#### [Work item]
Look over the lines below. Report each one that includes the string "logistical".

START Data extracts

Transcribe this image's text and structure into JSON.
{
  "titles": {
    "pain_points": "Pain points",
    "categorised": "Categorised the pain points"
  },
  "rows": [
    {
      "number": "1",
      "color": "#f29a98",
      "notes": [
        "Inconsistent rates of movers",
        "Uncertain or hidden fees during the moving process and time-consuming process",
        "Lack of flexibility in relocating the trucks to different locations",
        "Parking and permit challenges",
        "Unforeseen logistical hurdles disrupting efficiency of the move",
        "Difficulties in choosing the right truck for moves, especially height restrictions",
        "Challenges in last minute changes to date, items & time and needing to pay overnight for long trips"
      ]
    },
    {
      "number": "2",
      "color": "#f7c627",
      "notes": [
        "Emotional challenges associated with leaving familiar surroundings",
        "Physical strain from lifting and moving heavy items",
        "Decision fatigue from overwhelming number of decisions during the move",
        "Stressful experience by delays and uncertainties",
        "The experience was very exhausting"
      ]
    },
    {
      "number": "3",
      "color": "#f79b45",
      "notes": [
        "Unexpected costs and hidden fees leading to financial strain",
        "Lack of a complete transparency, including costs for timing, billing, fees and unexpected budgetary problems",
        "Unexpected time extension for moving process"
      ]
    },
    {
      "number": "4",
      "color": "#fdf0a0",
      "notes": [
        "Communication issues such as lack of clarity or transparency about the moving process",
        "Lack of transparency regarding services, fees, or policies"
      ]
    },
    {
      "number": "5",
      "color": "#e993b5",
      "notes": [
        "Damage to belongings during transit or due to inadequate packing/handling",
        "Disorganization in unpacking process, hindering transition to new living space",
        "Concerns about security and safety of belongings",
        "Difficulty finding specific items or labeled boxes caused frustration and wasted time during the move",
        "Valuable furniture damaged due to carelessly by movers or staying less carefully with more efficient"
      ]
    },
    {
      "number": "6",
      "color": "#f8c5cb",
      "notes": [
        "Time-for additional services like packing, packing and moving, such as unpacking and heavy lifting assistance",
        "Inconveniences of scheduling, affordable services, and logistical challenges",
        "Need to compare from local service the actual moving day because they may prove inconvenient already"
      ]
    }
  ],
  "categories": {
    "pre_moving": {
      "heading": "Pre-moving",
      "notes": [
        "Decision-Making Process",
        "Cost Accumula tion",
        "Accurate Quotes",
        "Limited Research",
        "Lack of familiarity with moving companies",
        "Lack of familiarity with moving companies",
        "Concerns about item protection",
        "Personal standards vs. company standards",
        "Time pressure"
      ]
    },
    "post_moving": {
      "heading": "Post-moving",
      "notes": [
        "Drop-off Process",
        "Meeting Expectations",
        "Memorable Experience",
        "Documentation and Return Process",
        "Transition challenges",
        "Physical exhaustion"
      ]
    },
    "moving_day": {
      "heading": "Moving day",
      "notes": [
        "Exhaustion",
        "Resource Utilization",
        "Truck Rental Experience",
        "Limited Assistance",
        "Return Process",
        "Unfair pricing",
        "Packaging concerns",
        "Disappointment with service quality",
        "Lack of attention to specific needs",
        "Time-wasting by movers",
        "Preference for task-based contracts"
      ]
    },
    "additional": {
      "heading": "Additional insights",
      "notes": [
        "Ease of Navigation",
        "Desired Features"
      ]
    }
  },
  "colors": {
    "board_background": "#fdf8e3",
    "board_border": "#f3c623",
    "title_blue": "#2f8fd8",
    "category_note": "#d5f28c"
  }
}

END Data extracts

#### [Your solution]
        "Unforeseen logistical hurdles disrupting efficiency of the move",
        "Inconveniences of scheduling, affordable services, and logistical challenges",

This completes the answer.